Preferably, the reticulated foam, which may be water based or urethane based, can be commercially obtained in a number of different compositions. Any suitable reticulated foam having the desired properties may be used. Typical reticulated foams include SIF polyurethane foam (from Scotfoam, a subsidiary OF GFI of Eddystone, Pa, wihc is available in either ester or ether form and Basotect melamine foam from BASF Aktiengesellschaft, Ludwigshaffen, Germany.
Preferably, the radar absorbing material can comprise particulate carbon, such as a graphite powder, a conductive ink or spray on composition including a carbon or other metallic particulate, or a particulate carbon material mixed with a metal, such as silver.
Preferably, the vacuum applied to the foam through the ports in the mold is on the order of 8-10 inches Hg.
It is contemplated that the foam absorber of the present invention can be employed for any application to attenuate electromagnetic or radar energy, e.g. in aircraft components of aircraft where it is desired to avoid radar detection, or in applications for reducing background noise levels, e.g. from an antenna.

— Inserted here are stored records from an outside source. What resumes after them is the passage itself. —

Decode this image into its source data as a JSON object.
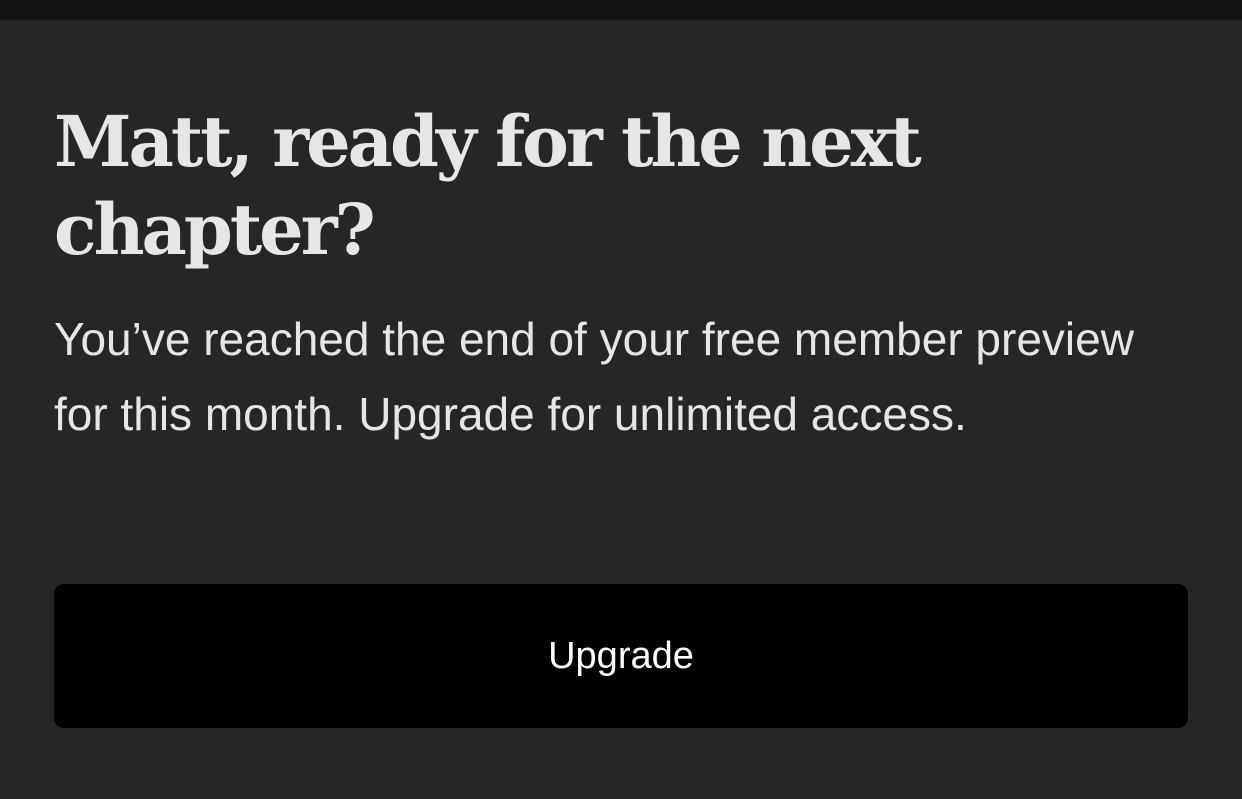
{
  "paywall": {
    "headline": "Matt, ready for the next chapter?",
    "body": "You’ve reached the end of your free member preview for this month. Upgrade for unlimited access.",
    "upgrade_label": "Upgrade"
  },
  "colors": {
    "background": "#262626",
    "top_strip": "#141414",
    "text": "#e6e6e6",
    "button_background": "#000000",
    "button_text": "#ffffff"
  }
}
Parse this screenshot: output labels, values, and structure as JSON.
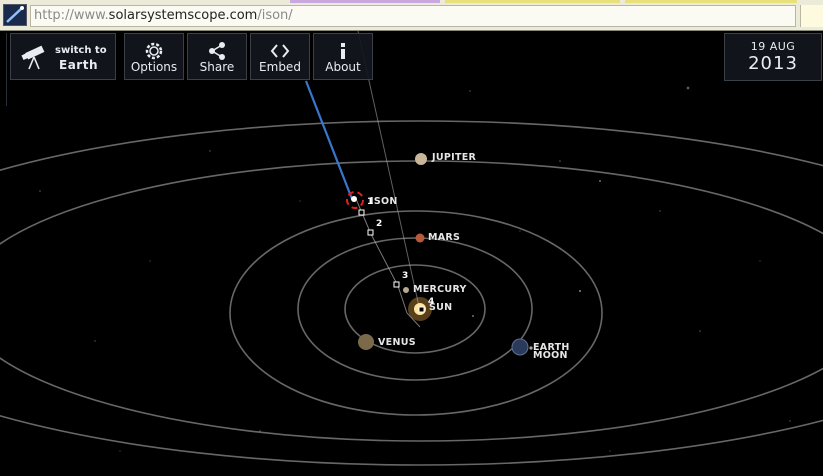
{
  "browser": {
    "url_scheme": "http://www.",
    "url_domain": "solarsystemscope.com",
    "url_path": "/ison/"
  },
  "toolbar": {
    "switch_line1": "switch to",
    "switch_line2": "Earth",
    "options_label": "Options",
    "share_label": "Share",
    "embed_label": "Embed",
    "about_label": "About"
  },
  "date": {
    "day_month": "19 AUG",
    "year": "2013"
  },
  "bodies": {
    "jupiter": "JUPITER",
    "ison": "ISON",
    "mars": "MARS",
    "mercury": "MERCURY",
    "sun": "SUN",
    "venus": "VENUS",
    "earth": "EARTH",
    "moon": "MOON"
  },
  "trajectory_markers": [
    "1",
    "2",
    "3",
    "4"
  ],
  "colors": {
    "background": "#000000",
    "orbit_line": "#8a8a8a",
    "ison_tail": "#3d7dd8",
    "ison_marker": "#e02020",
    "button_bg": "#12161c",
    "sun": "#ffcf6a"
  }
}
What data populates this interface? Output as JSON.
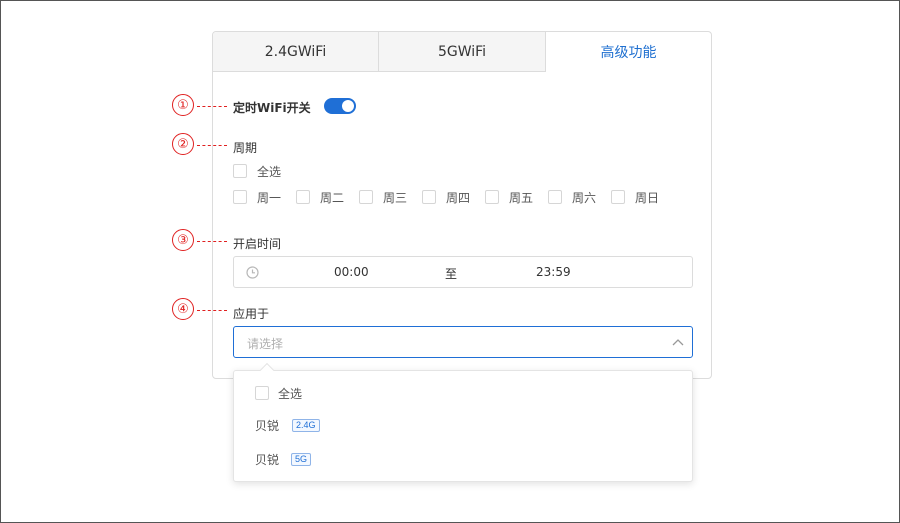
{
  "tabs": [
    {
      "label": "2.4GWiFi"
    },
    {
      "label": "5GWiFi"
    },
    {
      "label": "高级功能"
    }
  ],
  "timer_switch": {
    "label": "定时WiFi开关",
    "on": true
  },
  "period": {
    "label": "周期",
    "select_all": "全选",
    "days": [
      "周一",
      "周二",
      "周三",
      "周四",
      "周五",
      "周六",
      "周日"
    ]
  },
  "open_time": {
    "label": "开启时间",
    "start": "00:00",
    "separator": "至",
    "end": "23:59"
  },
  "apply_to": {
    "label": "应用于",
    "placeholder": "请选择"
  },
  "dropdown": {
    "select_all": "全选",
    "options": [
      {
        "name": "贝锐",
        "tag": "2.4G"
      },
      {
        "name": "贝锐",
        "tag": "5G"
      }
    ]
  },
  "markers": [
    "①",
    "②",
    "③",
    "④"
  ],
  "colors": {
    "accent": "#1f6fd6",
    "marker": "#e02020"
  }
}
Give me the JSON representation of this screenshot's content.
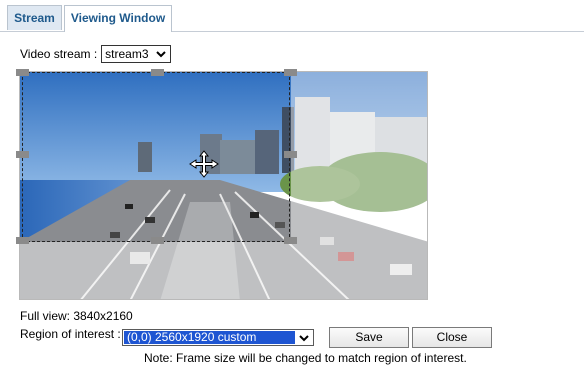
{
  "tabs": [
    {
      "label": "Stream",
      "active": false
    },
    {
      "label": "Viewing Window",
      "active": true
    }
  ],
  "stream": {
    "label": "Video stream :",
    "value": "stream3"
  },
  "full_view": "Full view: 3840x2160",
  "roi": {
    "label": "Region of interest :",
    "value": "(0,0) 2560x1920 custom"
  },
  "buttons": {
    "save": "Save",
    "close": "Close"
  },
  "note": "Note: Frame size will be changed to match region of interest.",
  "colors": {
    "tab_text": "#1f5a8c",
    "selected_option": "#1e55d2"
  }
}
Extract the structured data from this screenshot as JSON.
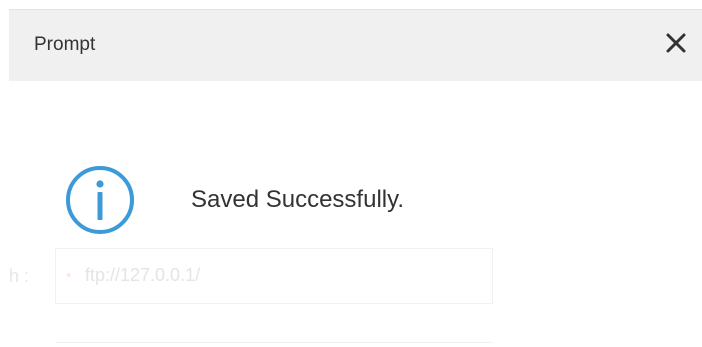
{
  "dialog": {
    "title": "Prompt",
    "close_icon": "close-icon",
    "message_icon": "info-icon",
    "message": "Saved Successfully.",
    "accent_color": "#3d9ad8"
  },
  "background_form": {
    "field_label": "h :",
    "required_mark": "*",
    "field_value": "ftp://127.0.0.1/"
  }
}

Those skilled in the art will appreciate that various adoptions and modifications of the invention as described above can be configured without departing from the scope and spirit of the invention. Therefore, it is to be understood that, within the scope of the appended claims, the invention may be practiced other than as specifically described herein.